2-2 | The Leisure Economy: How Changing Demographics, Economics, and Generational Attitudes Will Reshape Our Lives and Our Industries

Book Review

The Leisure Economy: How Changing Demographics, Economics, and Generational Attitudes Will Reshape Our Lives and Our Industries

Linda Nazareth
Mississaugua, Ont.: John Wiley & Sons Canada, Ltd., 2007. Graphs, index. 288 pp. $29.95 cloth. ISBN: 9780470840344

by Garry Chick

First Paragraph:

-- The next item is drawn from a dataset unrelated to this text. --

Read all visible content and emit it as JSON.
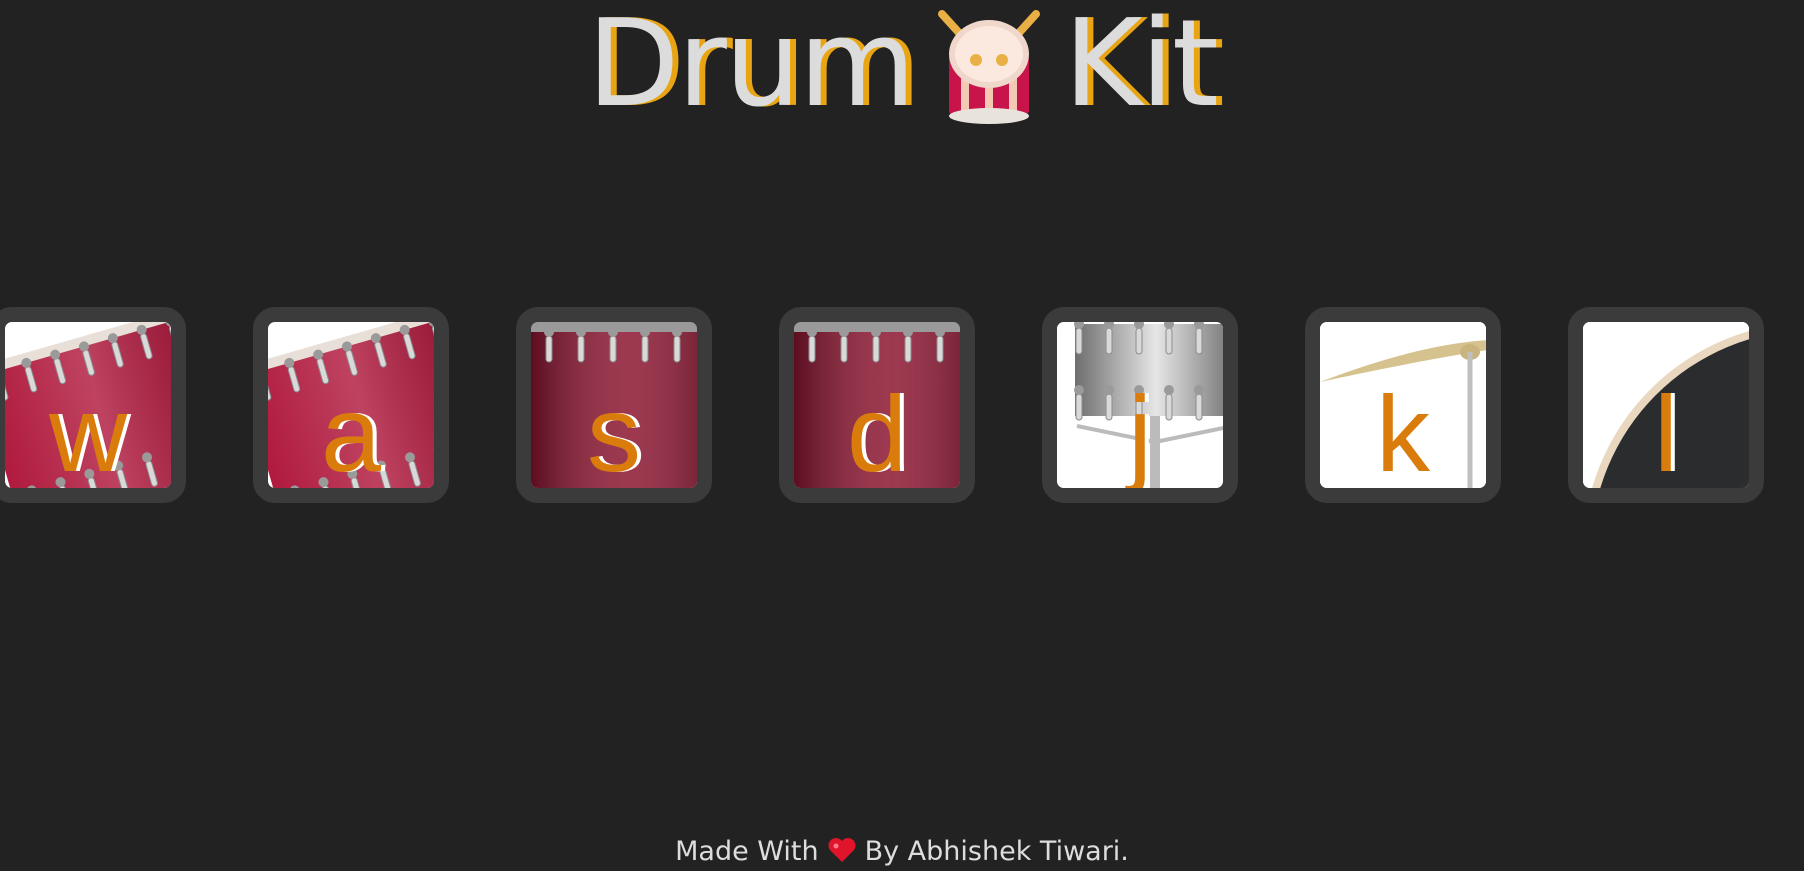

In the 1980s and 1990s, I taught a class of 200 to 250 students an Introduction to Leisure Studies at the University of Illinois at Urbana–Champaign and often showed a film titled Leisure: Living with the 20– Hour Week. Produced in 1970, it heralded a new age of leisure with people working only twenty hours per week or maybe six months per year and having access to new kinds of resorts all over the world. Freedom and escape would be everywhere. The new era was scheduled to begin in the 1980s, and the profound changes that would usher it in were in the area of technology, specifically the mechanization and automation of work. The film had been created even before the introduction of useful personal computers such as the Apple II in 1977 and the IBM PC in 1981, but its various narrators boldly predicted the end of work as we know it. Machines, the film forecast, would be doing it all for us. Not only did the predictions fail to materialize, but by the mid-1980s, the film was simply silly. The predictions—as well as the clothes and hairstyles of those in the film—evoked peals of laughter in my classes. My point in showing the film was to illustrate the peril in making predictions. As someone once said, more or less (the quote has been attributed to a host of wits from Yogi Berra to Albert Einstein), “It’s difficult to make predictions, especially about the future.”